In 1935 three feet of water was lost from the river following the breakdown of the floodgates at Wormingford Mill. The gates were never re-installed and the river has never regained this full height since.
In 1948 mains electricity came to the Mill and this allowed larger machinery to be installed.

Mill Staff circa late 1950s

Left to right:-

Cecil Webber, Ted Parkinson, Dick Jarvis,
Cyril Wisby, George Baxter, Lez Chapman and Bill Brown

Derek Balls joined the Mill staff in 1948 and eventually completed 37 years driving their lorries. At that time there were three lorries based at Bures and a further four at the Fingrinhoe Mill.
Regular journeys were made as far north as Wolverhampton, Birmingham to deliver Animal Feed, necessitating three nights away from home each week.

Wheat flakes were taken to Driffield in Yorkshire with additional journeys to Doncaster and Carlisle to collect Peat Moss in 100 bale loads.
The Peat Moss was incorporated into animal feed when it returned to Bures. On some occasions it was later transported back up North as part of a sale order. Derek retired in 1985.

As production increased the buildings were extended on three occasions, 1957, 1963 and 1980. During the last extension a second production line was installed.
In 1989, 64 different types of feed were produced - all was going well.

However, with the great changes in agriculture culminating in the almost total demise of mixed farming saw the collapse of its market. Production fell sharply between 1984 and 1989 with the result the business was sold to Clark & Butcher of Soham.

1990 was the last year of animal feed production at the Mill and the end of three generations of milling by the Hichcock family over a period of 115 years.
The buyers only purchased the stock and business of the Mill, so consequently the site was soon put up for sale. The new owners soon obtained permission to demolish all buildings attached to the Grade 2 timber Mill. This just leaves the 18 century and 1820 buildings.

At one time on the Stour and its tributaries there were 30 mills producing flour. Only three changed to roller milling, which extended their life span considerably. The three were Dedham (flour milling, closed 1982), Bures (animal feed,closed 1990) and Cornard (pet food) which is still in existence although production has been moving to their site on the Industrial Est.

The row of cottages along Nayland Road were owned by the Hitchcock family and rented out to their workmen. These are now in private ownership.

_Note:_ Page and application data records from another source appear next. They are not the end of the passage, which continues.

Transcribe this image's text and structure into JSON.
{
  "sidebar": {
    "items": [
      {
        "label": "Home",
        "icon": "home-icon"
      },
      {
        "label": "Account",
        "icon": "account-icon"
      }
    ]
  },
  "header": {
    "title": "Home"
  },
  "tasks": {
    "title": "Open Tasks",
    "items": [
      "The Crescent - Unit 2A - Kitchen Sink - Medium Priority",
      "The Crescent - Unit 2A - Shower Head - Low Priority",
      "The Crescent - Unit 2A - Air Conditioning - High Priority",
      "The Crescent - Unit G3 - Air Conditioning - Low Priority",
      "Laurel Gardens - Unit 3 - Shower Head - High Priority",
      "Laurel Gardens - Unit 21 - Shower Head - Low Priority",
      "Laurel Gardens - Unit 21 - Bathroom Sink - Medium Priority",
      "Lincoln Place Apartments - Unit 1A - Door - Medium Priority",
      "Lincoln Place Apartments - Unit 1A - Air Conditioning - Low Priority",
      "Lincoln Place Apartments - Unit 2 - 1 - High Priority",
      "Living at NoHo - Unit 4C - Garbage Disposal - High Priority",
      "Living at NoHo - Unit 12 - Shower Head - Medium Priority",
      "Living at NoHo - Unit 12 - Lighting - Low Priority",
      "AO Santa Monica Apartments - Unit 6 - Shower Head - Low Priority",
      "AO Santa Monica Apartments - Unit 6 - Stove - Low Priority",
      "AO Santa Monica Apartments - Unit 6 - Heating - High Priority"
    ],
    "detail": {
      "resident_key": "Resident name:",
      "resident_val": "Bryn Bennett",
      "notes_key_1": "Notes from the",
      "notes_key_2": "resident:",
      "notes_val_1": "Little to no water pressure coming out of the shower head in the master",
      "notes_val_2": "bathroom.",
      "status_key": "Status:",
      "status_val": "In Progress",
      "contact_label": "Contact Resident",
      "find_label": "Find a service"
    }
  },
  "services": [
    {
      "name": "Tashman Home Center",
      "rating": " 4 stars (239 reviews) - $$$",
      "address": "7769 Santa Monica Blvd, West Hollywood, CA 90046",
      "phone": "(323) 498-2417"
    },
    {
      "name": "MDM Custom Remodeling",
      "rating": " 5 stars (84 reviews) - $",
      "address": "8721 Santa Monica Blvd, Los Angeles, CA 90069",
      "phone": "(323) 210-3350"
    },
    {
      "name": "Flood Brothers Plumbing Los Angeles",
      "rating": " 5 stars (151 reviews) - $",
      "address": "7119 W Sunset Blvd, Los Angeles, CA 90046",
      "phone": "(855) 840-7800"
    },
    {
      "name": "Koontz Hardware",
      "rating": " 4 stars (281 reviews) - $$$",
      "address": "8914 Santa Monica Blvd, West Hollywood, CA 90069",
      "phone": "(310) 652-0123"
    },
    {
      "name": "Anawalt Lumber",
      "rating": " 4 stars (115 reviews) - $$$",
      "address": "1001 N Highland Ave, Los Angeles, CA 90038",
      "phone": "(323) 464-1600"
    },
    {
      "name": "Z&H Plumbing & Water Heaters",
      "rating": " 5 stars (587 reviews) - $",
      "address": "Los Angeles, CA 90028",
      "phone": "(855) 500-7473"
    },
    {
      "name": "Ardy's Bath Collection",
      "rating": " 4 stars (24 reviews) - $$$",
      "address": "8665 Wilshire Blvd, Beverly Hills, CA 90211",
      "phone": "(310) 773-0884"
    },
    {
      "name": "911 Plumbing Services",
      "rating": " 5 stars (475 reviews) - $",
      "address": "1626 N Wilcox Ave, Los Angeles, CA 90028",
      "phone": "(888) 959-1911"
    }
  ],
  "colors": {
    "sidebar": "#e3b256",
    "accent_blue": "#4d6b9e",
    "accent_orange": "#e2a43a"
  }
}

Mary Anderson was in the Office until the 1980`s when she retired and was replaced by Janet Mead who stayed on until the Mill closed in 1990.


(Information supplied by Mr Witgar Hitchcock, previous mill owner)

Witgar Hitchcock, great-great-great nephew of Matthew Flinders,

Ref:- Captain Matthew Flinders RN (16 March 1774 – 19 July 1814) was a distinguished English navigator and cartographer, who was the first to circumnavigate Australia and identify it as a continent.(Wikepedia)

Ref2:-Matthew Flinders, who was one of Captain Cook's Lieutenants (together with Bligh and Vancouver on his first voyage of discovery in HMS Endeavour.
Flinders surveyed much of the coast of Australia in 1803 and is a national hero in Australia. On his return voyage, he had the misfortune to be captured by the French and imprisoned for five years in Mauritius

Additional information by Derek Balls Lorry Driver, Claypits Ave
updated 25/02/2017 with 1867 Press Cutting